Outsourced Analysis #8939, Si Permítame: Reggaeton Currents

Tito writes:

What up Wayne,

Hope all is well. Felicidades on 3-2, you don’t look a day over 25.

So the other day I was listening to Tony Dize’s new album “La Melodia de la Calle” & one track struck me. The song “Permitame” feat. Yandel, which also happens to be the 1st single off the album is a completely different sound for Tony Dize & I would argue much of Reggaeton. The track is infused with Timbaland/Timberlake type sounds & I could envision someone like Justin Timberlake singing over this track & it being a hit.

I was wondering if you could lend your musical ear to the track & let me know what you think. I haven’t been on my Reggaeton game as much as I used to, my MA thesis is has been taking up most of my time, so maybe this track is something not out of the ordinary. Anyway, I find it musically intriguing & wonder if this American Pop style of Reggaeton (is it even Reggaeton anymore?) could possibly be a new wave of the genre? The track is getting a lot of play in PR & is making its way to the radio here in the states, I heard it the other day on “La Kalle” here in Chicago.

and before I could answer, he follows with


In the same vein, check out Daddy Yankee’s new track “Pose”

Here’s what I wrote in response:

Hey Tito,

These are some interesting examples. Thanks for bringing them to my attention. They definitely depart from recent orthodoxy in reggaeton (though perhaps suggest an emerging new orthodoxy). For one, they’re faster than a lot of reggaeton ca. 03-07; instead of around 100bpm, they’re closer to 120/130, so more like house/techno/club/dance tempo, which is — as usual — pretty consistent with contemporary hip-hop/r&b/pop. Also significantly, — perhaps in part b/c of the tempo — I don’t hear any “Dem Bow” samples; there’s still that ol’ boom-ch-boom-chick (which some might hear as a general “dembow” rhythm), but even then it’s less pronounced/consistent. And the type of synths in use on both tracks, that buzzy/tactile, mid-range wheeze — which perhaps is what suggests the work of Timbaland/lake to your ears — is pretty au courant, not just in hip-hop but all kinds of genres.
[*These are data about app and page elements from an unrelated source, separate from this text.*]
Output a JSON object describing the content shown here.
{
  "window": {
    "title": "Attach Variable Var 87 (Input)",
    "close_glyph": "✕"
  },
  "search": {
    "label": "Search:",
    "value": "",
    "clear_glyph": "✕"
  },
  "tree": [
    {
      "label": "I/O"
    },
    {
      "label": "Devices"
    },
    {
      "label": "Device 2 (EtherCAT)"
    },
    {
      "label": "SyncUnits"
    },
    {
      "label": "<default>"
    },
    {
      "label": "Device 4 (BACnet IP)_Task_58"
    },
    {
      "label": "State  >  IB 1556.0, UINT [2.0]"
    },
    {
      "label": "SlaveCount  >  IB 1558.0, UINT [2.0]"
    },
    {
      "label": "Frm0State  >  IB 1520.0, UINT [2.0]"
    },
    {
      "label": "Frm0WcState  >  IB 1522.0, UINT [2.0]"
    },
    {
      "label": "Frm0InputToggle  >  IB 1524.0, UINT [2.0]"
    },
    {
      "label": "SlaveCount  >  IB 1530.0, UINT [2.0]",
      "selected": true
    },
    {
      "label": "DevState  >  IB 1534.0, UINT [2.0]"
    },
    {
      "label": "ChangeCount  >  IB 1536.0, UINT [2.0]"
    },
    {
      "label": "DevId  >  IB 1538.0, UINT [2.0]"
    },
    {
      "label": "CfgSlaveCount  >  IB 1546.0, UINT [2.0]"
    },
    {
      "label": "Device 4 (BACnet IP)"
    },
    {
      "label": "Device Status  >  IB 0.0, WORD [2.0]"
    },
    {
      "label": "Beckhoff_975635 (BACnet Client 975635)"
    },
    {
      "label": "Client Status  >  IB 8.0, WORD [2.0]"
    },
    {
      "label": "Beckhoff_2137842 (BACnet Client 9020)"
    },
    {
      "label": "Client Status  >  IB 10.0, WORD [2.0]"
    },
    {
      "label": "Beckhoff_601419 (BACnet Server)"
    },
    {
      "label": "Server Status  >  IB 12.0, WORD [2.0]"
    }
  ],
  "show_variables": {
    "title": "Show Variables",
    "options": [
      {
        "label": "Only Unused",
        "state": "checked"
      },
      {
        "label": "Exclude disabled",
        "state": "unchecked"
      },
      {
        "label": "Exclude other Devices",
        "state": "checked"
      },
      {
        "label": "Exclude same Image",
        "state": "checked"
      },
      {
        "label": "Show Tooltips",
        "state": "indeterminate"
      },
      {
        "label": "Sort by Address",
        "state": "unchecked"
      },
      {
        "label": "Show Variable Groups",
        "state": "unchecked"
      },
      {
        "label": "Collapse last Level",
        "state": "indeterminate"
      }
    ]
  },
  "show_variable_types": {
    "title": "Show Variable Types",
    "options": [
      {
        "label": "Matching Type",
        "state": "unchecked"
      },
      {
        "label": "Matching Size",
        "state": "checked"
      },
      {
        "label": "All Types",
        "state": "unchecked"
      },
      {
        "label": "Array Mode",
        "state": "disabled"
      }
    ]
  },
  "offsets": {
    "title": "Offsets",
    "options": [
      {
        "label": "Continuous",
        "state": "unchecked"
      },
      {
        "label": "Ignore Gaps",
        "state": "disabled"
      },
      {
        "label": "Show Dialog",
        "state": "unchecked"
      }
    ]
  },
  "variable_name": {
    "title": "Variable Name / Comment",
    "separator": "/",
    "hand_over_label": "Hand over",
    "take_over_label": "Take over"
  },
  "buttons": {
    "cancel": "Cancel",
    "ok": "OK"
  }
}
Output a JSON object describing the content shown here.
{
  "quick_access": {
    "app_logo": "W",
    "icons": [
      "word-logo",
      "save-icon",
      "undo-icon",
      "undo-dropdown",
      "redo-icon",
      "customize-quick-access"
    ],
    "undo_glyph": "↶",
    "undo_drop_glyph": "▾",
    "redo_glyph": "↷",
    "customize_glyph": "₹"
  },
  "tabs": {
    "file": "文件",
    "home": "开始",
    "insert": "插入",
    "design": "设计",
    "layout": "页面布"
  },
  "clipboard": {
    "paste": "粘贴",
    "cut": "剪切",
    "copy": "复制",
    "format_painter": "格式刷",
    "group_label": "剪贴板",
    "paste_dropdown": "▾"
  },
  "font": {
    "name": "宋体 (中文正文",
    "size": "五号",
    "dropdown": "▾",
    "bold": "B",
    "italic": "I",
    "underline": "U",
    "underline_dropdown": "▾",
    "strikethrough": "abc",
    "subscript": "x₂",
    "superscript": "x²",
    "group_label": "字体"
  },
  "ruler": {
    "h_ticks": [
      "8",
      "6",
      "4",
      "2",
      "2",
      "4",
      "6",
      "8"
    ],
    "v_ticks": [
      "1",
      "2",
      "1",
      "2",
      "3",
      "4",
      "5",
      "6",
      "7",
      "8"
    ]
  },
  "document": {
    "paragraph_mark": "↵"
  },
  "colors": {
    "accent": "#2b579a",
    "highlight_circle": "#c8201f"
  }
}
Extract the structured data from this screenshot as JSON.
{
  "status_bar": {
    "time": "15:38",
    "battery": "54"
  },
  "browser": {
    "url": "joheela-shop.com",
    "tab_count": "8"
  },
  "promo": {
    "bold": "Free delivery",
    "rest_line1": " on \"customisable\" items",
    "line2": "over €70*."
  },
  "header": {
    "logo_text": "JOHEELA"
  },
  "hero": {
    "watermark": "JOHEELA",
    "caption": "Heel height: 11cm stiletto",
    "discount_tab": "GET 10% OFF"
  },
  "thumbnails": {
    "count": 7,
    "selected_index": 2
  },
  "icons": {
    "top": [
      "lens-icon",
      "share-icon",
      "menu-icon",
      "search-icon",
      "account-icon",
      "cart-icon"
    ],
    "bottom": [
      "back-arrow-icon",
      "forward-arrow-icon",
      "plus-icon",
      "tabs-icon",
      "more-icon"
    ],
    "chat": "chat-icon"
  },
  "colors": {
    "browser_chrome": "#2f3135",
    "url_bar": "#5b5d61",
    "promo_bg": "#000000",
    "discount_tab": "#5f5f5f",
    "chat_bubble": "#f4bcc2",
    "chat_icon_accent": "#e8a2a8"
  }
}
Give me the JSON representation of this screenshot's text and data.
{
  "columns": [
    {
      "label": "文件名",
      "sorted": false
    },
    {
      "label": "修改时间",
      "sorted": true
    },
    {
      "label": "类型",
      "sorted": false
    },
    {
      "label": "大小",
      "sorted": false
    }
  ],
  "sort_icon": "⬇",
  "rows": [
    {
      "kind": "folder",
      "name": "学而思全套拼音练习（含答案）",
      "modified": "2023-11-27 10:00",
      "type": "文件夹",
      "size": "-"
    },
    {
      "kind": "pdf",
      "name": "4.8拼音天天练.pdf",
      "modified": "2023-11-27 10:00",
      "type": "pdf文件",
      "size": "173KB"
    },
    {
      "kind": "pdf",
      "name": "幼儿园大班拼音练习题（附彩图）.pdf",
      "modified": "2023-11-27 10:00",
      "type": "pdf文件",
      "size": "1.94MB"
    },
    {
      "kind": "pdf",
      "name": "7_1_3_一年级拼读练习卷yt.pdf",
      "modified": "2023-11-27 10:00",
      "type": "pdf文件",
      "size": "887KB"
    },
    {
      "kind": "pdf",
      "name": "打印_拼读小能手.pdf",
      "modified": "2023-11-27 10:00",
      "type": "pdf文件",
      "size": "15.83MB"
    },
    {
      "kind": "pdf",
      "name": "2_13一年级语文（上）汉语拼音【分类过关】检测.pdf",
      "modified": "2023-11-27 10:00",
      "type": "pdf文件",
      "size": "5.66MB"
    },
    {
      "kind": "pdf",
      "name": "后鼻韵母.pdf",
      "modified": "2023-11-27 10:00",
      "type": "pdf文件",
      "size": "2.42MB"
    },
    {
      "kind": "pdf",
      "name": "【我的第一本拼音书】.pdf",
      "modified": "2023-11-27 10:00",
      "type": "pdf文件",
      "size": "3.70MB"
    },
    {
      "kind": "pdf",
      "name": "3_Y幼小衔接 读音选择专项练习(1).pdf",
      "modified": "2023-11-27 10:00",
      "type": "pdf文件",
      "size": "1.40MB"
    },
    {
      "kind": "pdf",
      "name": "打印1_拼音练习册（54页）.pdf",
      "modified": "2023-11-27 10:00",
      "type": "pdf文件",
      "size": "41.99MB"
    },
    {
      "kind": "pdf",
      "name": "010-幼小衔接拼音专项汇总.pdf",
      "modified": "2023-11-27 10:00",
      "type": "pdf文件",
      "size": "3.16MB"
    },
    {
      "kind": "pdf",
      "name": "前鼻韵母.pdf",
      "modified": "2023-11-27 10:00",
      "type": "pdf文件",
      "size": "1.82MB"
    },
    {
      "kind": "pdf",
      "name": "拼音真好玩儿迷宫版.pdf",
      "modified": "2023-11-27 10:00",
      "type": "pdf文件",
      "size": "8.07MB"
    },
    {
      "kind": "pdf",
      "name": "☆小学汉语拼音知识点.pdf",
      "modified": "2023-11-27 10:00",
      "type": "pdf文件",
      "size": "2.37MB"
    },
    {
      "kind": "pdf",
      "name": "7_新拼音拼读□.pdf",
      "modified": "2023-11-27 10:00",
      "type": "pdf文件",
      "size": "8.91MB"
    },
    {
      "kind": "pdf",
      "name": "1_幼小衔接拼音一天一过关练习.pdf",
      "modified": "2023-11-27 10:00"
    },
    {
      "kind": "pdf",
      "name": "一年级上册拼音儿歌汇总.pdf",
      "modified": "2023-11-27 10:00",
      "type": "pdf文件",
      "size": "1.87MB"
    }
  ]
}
I think that’s, to some extent, a matter of shared software, but it’s also an aesthetic thing: a return to “ravey” synths that may have been reinitiated, at least in the mainstream, by Lil Jon’s refitting of rave presets for crunk tracks a few years ago.

To my ears, once again, reggaeton shows itself very in touch with contemporary global/American pop trends, while maintaining a distinctive sonic profile all its own.


Ok, I really need to get that “raveyton” post in order at this point, to help put all this into context.

!Hasta pronto!